TASK DIRECTIONS: Your task is to print every entry below exactly as given.

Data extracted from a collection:
::::::

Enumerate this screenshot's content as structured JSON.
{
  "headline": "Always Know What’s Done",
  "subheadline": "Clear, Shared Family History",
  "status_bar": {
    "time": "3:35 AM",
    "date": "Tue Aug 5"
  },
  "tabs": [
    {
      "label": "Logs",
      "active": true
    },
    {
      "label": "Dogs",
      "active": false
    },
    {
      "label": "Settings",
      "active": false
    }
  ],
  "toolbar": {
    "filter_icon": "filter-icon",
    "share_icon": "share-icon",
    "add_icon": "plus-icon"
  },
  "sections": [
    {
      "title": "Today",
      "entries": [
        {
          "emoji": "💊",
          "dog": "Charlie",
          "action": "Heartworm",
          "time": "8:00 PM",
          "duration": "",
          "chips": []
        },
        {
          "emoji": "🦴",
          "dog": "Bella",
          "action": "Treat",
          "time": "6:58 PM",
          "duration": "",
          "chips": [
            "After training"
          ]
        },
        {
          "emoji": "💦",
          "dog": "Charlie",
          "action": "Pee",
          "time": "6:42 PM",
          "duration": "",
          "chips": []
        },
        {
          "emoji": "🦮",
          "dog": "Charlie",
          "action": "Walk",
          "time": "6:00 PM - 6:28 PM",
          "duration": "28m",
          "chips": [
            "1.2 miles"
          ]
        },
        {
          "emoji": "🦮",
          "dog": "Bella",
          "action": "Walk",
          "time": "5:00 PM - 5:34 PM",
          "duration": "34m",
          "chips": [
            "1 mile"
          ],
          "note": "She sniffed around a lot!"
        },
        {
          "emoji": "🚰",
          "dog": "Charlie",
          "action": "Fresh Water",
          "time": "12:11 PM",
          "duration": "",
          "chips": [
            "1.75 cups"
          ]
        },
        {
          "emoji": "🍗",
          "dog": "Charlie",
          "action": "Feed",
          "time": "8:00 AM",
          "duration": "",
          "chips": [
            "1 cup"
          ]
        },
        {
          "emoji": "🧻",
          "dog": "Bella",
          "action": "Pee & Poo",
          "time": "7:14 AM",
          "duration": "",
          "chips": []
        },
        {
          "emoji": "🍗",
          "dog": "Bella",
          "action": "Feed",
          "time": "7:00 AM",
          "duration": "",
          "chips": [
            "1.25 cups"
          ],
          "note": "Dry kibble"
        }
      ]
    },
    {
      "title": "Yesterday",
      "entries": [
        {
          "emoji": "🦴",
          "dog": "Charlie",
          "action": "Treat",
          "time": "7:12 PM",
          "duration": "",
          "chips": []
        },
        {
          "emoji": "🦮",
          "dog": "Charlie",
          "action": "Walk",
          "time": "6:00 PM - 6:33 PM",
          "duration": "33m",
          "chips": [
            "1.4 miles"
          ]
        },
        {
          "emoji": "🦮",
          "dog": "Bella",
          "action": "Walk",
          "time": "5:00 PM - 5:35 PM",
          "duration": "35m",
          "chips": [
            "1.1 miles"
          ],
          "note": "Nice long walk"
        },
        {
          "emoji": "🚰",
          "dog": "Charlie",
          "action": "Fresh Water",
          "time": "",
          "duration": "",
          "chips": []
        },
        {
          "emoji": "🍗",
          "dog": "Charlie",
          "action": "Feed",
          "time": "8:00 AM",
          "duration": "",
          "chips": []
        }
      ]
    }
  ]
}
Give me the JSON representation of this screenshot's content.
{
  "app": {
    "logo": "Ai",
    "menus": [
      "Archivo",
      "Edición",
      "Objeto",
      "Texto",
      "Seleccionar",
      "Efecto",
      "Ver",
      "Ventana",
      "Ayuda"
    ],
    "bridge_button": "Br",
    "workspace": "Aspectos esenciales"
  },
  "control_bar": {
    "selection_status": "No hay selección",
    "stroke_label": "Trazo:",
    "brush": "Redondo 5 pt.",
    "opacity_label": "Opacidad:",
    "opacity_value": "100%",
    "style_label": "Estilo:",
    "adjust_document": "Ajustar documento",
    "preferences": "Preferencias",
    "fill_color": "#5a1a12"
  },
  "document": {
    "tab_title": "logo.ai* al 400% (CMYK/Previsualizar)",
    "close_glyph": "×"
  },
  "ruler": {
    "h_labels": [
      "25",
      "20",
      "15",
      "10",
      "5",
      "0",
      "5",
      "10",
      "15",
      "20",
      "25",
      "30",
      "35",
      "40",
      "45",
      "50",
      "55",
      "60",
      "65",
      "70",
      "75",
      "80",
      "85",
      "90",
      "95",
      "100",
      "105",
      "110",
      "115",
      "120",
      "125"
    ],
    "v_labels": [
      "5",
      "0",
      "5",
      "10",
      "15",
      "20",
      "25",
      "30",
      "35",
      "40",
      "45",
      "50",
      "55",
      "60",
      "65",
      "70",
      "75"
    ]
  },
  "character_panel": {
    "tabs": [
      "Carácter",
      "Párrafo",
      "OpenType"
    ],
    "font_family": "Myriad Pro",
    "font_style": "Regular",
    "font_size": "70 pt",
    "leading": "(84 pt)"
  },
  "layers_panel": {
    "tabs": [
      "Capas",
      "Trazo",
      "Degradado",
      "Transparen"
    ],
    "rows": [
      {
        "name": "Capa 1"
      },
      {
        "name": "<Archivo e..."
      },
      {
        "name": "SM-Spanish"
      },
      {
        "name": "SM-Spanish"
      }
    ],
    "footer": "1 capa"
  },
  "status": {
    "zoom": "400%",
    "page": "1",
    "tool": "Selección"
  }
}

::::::

ANSWER BOX:
Enumerate this screenshot's content as structured JSON.
{
  "headline": "Always Know What’s Done",
  "subheadline": "Clear, Shared Family History",
  "status_bar": {
    "time": "3:35 AM",
    "date": "Tue Aug 5"
  },
  "tabs": [
    {
      "label": "Logs",
      "active": true
    },
    {
      "label": "Dogs",
      "active": false
    },
    {
      "label": "Settings",
      "active": false
    }
  ],
  "toolbar": {
    "filter_icon": "filter-icon",
    "share_icon": "share-icon",
    "add_icon": "plus-icon"
  },
  "sections": [
    {
      "title": "Today",
      "entries": [
        {
          "emoji": "💊",
          "dog": "Charlie",
          "action": "Heartworm",
          "time": "8:00 PM",
          "duration": "",
          "chips": []
        },
        {
          "emoji": "🦴",
          "dog": "Bella",
          "action": "Treat",
          "time": "6:58 PM",
          "duration": "",
          "chips": [
            "After training"
          ]
        },
        {
          "emoji": "💦",
          "dog": "Charlie",
          "action": "Pee",
          "time": "6:42 PM",
          "duration": "",
          "chips": []
        },
        {
          "emoji": "🦮",
          "dog": "Charlie",
          "action": "Walk",
          "time": "6:00 PM - 6:28 PM",
          "duration": "28m",
          "chips": [
            "1.2 miles"
          ]
        },
        {
          "emoji": "🦮",
          "dog": "Bella",
          "action": "Walk",
          "time": "5:00 PM - 5:34 PM",
          "duration": "34m",
          "chips": [
            "1 mile"
          ],
          "note": "She sniffed around a lot!"
        },
        {
          "emoji": "🚰",
          "dog": "Charlie",
          "action": "Fresh Water",
          "time": "12:11 PM",
          "duration": "",
          "chips": [
            "1.75 cups"
          ]
        },
        {
          "emoji": "🍗",
          "dog": "Charlie",
          "action": "Feed",
          "time": "8:00 AM",
          "duration": "",
          "chips": [
            "1 cup"
          ]
        },
        {
          "emoji": "🧻",
          "dog": "Bella",
          "action": "Pee & Poo",
          "time": "7:14 AM",
          "duration": "",
          "chips": []
        },
        {
          "emoji": "🍗",
          "dog": "Bella",
          "action": "Feed",
          "time": "7:00 AM",
          "duration": "",
          "chips": [
            "1.25 cups"
          ],
          "note": "Dry kibble"
        }
      ]
    },
    {
      "title": "Yesterday",
      "entries": [
        {
          "emoji": "🦴",
          "dog": "Charlie",
          "action": "Treat",
          "time": "7:12 PM",
          "duration": "",
          "chips": []
        },
        {
          "emoji": "🦮",
          "dog": "Charlie",
          "action": "Walk",
          "time": "6:00 PM - 6:33 PM",
          "duration": "33m",
          "chips": [
            "1.4 miles"
          ]
        },
        {
          "emoji": "🦮",
          "dog": "Bella",
          "action": "Walk",
          "time": "5:00 PM - 5:35 PM",
          "duration": "35m",
          "chips": [
            "1.1 miles"
          ],
          "note": "Nice long walk"
        },
        {
          "emoji": "🚰",
          "dog": "Charlie",
          "action": "Fresh Water",
          "time": "",
          "duration": "",
          "chips": []
        },
        {
          "emoji": "🍗",
          "dog": "Charlie",
          "action": "Feed",
          "time": "8:00 AM",
          "duration": "",
          "chips": []
        }
      ]
    }
  ]
}
Give me the JSON representation of this screenshot's content.
{
  "app": {
    "logo": "Ai",
    "menus": [
      "Archivo",
      "Edición",
      "Objeto",
      "Texto",
      "Seleccionar",
      "Efecto",
      "Ver",
      "Ventana",
      "Ayuda"
    ],
    "bridge_button": "Br",
    "workspace": "Aspectos esenciales"
  },
  "control_bar": {
    "selection_status": "No hay selección",
    "stroke_label": "Trazo:",
    "brush": "Redondo 5 pt.",
    "opacity_label": "Opacidad:",
    "opacity_value": "100%",
    "style_label": "Estilo:",
    "adjust_document": "Ajustar documento",
    "preferences": "Preferencias",
    "fill_color": "#5a1a12"
  },
  "document": {
    "tab_title": "logo.ai* al 400% (CMYK/Previsualizar)",
    "close_glyph": "×"
  },
  "ruler": {
    "h_labels": [
      "25",
      "20",
      "15",
      "10",
      "5",
      "0",
      "5",
      "10",
      "15",
      "20",
      "25",
      "30",
      "35",
      "40",
      "45",
      "50",
      "55",
      "60",
      "65",
      "70",
      "75",
      "80",
      "85",
      "90",
      "95",
      "100",
      "105",
      "110",
      "115",
      "120",
      "125"
    ],
    "v_labels": [
      "5",
      "0",
      "5",
      "10",
      "15",
      "20",
      "25",
      "30",
      "35",
      "40",
      "45",
      "50",
      "55",
      "60",
      "65",
      "70",
      "75"
    ]
  },
  "character_panel": {
    "tabs": [
      "Carácter",
      "Párrafo",
      "OpenType"
    ],
    "font_family": "Myriad Pro",
    "font_style": "Regular",
    "font_size": "70 pt",
    "leading": "(84 pt)"
  },
  "layers_panel": {
    "tabs": [
      "Capas",
      "Trazo",
      "Degradado",
      "Transparen"
    ],
    "rows": [
      {
        "name": "Capa 1"
      },
      {
        "name": "<Archivo e..."
      },
      {
        "name": "SM-Spanish"
      },
      {
        "name": "SM-Spanish"
      }
    ],
    "footer": "1 capa"
  },
  "status": {
    "zoom": "400%",
    "page": "1",
    "tool": "Selección"
  }
}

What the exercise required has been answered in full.